“There are at least six defects that are driver-reportable. All this on an inspection sheet that the operator has decided to provide to me in evidence. The identification of the handbrake chamber wound off and the worn threads is inconsistent with the explanation that the white sheet is topside only (although the parking brake was presumably obvious from the vehicle not staying where it was put). Eight items are left unrectified but they are not recorded on the blue sheet dated two days later. Neither inspector troubles themselves with recording tyre tread depths. All in all, this paints an appalling picture.”

Pictured on the X46 service is Plaxton Cheetah 2-bodied Mercedes-Benz 0816D YN08ZNP. BEN BEAVER

The TC added that it was ‘of great concern’ that the company had chosen to discard its pre-MOT inspection reports. “Was this because of the number of defects reported?” he asked. “There is no sensible reason to discard the document. Mr Hassett’s report identifies further examples of gross inconsistency between the two inspections.

“I have never before come across an operator who undertakes part of a preventative maintenance inspection at one location on one day and then completes it at another location 30 miles away on another day,” he continued. “DVSA’s Guide to Maintaining Roadworthiness is clear that the content of an inspection is that of the relevant MOT. It now appears that the content of the inspection recorded in each of Mr Hazell’s records is far from that and I am asked to believe that the two inspections be aggregated in some way to form a single full inspection. If that is the case, how can FA07XEH be signed off as roadworthy by T Hazell on 9 March when 8 defects identified on 7 March have not been rectified? The whole approach is a nonsense and shows an entirely reckless approach by the operator CM Coaches Ltd and the Transport Manager Michael Hazell.”

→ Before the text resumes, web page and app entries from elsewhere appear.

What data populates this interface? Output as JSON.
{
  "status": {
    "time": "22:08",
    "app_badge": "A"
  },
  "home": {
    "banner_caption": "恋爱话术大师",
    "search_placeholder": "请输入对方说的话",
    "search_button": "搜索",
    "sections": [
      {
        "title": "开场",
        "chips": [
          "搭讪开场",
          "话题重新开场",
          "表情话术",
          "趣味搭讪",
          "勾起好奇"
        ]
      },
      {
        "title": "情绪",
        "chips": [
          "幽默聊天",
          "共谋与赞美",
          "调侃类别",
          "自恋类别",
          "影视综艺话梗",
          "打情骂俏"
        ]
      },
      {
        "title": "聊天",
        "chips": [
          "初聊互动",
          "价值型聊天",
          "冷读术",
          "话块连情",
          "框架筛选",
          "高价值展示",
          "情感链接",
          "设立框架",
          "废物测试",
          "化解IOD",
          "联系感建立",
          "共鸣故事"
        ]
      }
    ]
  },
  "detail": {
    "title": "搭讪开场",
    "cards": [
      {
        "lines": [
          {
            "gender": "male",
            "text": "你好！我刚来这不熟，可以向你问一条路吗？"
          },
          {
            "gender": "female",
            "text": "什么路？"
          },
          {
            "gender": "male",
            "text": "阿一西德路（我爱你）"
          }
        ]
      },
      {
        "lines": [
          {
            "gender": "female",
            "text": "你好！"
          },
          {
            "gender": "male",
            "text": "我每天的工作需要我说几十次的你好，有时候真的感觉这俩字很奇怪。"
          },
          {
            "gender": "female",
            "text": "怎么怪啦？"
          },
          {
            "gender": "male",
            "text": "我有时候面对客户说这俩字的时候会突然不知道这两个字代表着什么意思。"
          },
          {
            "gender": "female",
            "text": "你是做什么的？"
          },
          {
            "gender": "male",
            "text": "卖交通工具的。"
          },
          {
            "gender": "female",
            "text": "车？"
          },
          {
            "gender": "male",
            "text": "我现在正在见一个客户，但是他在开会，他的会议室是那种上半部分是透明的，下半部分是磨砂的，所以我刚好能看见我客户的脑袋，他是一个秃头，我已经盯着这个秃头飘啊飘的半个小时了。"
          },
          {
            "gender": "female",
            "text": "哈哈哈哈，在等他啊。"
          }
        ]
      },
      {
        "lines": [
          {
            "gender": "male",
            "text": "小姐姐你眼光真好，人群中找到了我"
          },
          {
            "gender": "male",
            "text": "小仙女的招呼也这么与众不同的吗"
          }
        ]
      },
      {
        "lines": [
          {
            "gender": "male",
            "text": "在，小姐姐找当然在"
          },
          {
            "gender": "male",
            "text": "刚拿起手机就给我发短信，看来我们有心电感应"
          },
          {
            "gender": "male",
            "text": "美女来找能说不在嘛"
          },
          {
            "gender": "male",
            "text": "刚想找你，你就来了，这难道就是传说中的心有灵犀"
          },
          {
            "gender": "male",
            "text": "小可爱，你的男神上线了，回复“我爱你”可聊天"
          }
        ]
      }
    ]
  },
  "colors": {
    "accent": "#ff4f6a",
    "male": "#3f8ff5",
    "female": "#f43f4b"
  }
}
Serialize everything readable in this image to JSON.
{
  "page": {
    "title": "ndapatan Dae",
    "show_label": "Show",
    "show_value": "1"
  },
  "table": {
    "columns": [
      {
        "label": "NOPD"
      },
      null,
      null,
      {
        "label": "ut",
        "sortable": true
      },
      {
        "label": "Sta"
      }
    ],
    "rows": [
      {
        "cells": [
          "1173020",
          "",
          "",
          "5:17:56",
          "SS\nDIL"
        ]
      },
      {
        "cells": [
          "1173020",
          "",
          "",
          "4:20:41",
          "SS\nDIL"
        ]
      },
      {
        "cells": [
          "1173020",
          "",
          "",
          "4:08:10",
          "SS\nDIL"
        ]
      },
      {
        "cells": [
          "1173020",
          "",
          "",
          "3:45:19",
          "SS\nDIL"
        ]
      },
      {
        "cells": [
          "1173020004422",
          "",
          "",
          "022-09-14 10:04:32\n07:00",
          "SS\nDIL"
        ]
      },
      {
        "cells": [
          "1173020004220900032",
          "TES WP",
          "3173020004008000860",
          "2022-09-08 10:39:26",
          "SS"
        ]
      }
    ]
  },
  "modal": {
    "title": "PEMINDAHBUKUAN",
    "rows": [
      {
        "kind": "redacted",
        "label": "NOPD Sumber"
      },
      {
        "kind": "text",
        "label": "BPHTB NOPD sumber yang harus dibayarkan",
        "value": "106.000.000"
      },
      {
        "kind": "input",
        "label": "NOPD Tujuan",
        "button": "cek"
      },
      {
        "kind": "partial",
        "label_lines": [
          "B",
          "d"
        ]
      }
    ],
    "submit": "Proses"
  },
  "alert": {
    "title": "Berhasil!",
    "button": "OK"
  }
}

Analysis by Vehicle Examiner Trott suggests that the company failed to meet the minimum frequency required by the DVSA for roller brake tests by a ‘long way.’ The TC added that Michael Hazell’s explanation that this apparent lack of testing was due to a printer malfunction (meaning records couldn’t be kept) was an ‘appalling excuse,’ due to the low cost of a replacement printer.

“So there is poor driver defect reporting, disjointed, at best, and poorly recorded vehicle inspections resulting in, amongst other things, a very poor MOT pass rate of 70%,” the TC continued. “All this points to a complete lack of management control by the operator and Transport Manager, and that is without going back to the earlier performance prior to summer 2017. Mr Hazell’s response to having this pointed out to him is to seek to blame others. My response is to find that his good repute as a Transport Manager is lost.”

He also questioned Alastair Gray’s reasons for purchasing CM, given that all of its registered services had been cancelled and the operating centre, staff members and vehicles didn’t transfer. “I conclude that the only real value in the purchase of CM Coaches Ltd lay in its operator’s licence,” the TC said. “By buying the company, and the licence, Mr Gray has side-stepped the scrutiny that applies to new applicants.” With all of this in mind, the TC found that CM Coaches Ltd has lost its good repute.

The final decisions reached were as follows:
• Pursuant to findings under Section 17(3)(e) of the Act, material change, in that virtually nothing remains the same, and Section 17(1)(a), good repute, the licence is revoked with effect from 23:59, 27 April 2019.
• Pursuant to findings under Schedule 3 of the Act and Article 2 of EU Regulation 1071/2009, Michael Hazell has lost his good repute as transport manager and is disqualified from acting as such in any member state for a period of three years.
• On a finding of loss of professional competence, I propose to revoke licence PH1140601, Michael James Hazell.